» **Exercise requirements**
Looking at the data that follows, count the lines containing the word "JSON" and write down only that count.

Element data from apps and pages
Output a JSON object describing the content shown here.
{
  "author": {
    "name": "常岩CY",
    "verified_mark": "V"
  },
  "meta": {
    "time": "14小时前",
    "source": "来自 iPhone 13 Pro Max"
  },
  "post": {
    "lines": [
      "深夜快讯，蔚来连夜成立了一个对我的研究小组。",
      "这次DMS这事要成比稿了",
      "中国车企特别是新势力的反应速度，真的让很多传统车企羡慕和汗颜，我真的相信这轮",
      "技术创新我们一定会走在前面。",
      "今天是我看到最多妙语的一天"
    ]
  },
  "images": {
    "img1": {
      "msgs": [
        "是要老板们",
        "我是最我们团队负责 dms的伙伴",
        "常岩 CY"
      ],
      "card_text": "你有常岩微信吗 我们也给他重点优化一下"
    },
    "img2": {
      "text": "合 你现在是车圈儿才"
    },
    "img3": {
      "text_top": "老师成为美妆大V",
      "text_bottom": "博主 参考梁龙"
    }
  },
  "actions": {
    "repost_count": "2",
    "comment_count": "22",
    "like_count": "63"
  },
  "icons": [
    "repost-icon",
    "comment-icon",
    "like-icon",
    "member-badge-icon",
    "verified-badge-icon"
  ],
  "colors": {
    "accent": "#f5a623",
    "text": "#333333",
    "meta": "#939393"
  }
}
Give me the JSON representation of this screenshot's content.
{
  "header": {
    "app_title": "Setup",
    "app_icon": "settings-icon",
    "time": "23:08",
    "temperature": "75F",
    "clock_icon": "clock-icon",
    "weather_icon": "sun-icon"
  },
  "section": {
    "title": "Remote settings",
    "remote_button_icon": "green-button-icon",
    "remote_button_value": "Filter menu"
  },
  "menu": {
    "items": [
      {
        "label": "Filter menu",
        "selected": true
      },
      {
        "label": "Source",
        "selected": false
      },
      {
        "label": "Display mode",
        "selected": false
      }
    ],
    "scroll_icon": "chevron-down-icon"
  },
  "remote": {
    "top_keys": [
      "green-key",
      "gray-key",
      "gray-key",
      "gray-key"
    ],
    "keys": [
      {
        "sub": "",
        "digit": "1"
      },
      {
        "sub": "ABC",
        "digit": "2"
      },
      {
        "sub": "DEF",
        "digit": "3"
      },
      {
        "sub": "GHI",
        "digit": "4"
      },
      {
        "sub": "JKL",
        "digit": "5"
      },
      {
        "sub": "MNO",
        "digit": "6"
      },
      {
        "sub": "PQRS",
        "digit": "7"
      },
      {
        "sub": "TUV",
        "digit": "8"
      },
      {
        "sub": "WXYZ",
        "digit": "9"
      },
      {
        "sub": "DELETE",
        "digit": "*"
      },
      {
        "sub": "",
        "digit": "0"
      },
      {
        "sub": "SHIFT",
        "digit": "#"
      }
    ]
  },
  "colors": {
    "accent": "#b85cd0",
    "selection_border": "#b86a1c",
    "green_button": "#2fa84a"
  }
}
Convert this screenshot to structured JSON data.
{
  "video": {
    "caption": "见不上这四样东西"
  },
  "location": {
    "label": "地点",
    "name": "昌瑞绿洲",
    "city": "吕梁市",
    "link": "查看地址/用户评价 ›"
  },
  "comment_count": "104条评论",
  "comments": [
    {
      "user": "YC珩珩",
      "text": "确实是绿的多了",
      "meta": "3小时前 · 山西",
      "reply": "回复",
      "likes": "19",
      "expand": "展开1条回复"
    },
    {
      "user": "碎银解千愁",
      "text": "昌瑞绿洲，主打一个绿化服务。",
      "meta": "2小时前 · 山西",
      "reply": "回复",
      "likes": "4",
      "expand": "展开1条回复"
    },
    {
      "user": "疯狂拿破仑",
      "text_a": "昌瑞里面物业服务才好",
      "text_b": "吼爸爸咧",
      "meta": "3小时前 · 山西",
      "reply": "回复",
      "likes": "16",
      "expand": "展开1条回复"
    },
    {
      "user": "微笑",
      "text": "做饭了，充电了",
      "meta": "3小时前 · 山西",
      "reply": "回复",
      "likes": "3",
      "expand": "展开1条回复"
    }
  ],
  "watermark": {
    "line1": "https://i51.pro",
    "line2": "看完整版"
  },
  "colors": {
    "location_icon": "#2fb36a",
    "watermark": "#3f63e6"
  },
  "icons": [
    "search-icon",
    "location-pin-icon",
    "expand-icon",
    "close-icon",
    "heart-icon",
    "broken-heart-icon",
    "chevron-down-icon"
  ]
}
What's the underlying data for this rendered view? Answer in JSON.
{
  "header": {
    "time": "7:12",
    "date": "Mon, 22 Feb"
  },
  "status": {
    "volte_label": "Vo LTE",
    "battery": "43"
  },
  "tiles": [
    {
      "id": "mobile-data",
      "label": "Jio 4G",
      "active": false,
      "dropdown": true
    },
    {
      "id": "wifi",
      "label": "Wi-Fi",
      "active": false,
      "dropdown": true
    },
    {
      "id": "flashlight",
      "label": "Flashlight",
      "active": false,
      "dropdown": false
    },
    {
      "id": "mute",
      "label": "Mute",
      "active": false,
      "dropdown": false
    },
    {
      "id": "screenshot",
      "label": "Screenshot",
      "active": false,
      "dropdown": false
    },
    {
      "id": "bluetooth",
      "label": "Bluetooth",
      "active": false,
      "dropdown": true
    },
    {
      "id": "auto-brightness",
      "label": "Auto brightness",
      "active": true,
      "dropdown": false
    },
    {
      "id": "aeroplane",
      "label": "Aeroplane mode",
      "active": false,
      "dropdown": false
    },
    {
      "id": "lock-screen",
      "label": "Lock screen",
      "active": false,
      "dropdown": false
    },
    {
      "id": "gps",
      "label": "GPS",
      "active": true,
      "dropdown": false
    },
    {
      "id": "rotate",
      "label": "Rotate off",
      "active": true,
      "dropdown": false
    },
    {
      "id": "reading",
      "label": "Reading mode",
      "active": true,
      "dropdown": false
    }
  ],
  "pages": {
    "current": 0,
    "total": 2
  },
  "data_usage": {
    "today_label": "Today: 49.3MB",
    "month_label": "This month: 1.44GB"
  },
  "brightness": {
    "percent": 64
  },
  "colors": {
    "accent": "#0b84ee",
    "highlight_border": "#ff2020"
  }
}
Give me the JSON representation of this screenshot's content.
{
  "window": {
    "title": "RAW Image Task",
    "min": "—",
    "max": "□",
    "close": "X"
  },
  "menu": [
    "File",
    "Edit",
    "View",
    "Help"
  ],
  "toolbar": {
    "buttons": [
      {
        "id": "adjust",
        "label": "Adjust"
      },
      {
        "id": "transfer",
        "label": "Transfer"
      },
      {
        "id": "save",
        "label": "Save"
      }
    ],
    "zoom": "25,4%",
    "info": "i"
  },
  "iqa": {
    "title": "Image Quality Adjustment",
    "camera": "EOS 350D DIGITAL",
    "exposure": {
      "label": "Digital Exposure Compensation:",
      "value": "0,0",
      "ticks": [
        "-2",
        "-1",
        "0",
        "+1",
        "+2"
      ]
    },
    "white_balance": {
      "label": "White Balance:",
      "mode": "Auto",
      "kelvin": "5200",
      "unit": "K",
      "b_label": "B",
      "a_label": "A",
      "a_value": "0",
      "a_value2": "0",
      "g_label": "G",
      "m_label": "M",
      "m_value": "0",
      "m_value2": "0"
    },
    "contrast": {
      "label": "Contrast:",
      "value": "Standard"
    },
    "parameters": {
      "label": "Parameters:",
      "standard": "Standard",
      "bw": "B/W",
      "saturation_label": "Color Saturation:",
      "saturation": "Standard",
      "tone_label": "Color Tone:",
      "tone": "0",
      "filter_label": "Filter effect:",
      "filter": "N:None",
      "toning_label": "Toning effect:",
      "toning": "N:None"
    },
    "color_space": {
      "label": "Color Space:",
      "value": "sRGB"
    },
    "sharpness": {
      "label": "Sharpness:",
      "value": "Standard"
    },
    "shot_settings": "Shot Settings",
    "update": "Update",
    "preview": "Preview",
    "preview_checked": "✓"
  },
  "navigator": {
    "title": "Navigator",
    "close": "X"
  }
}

» **Answer box**
5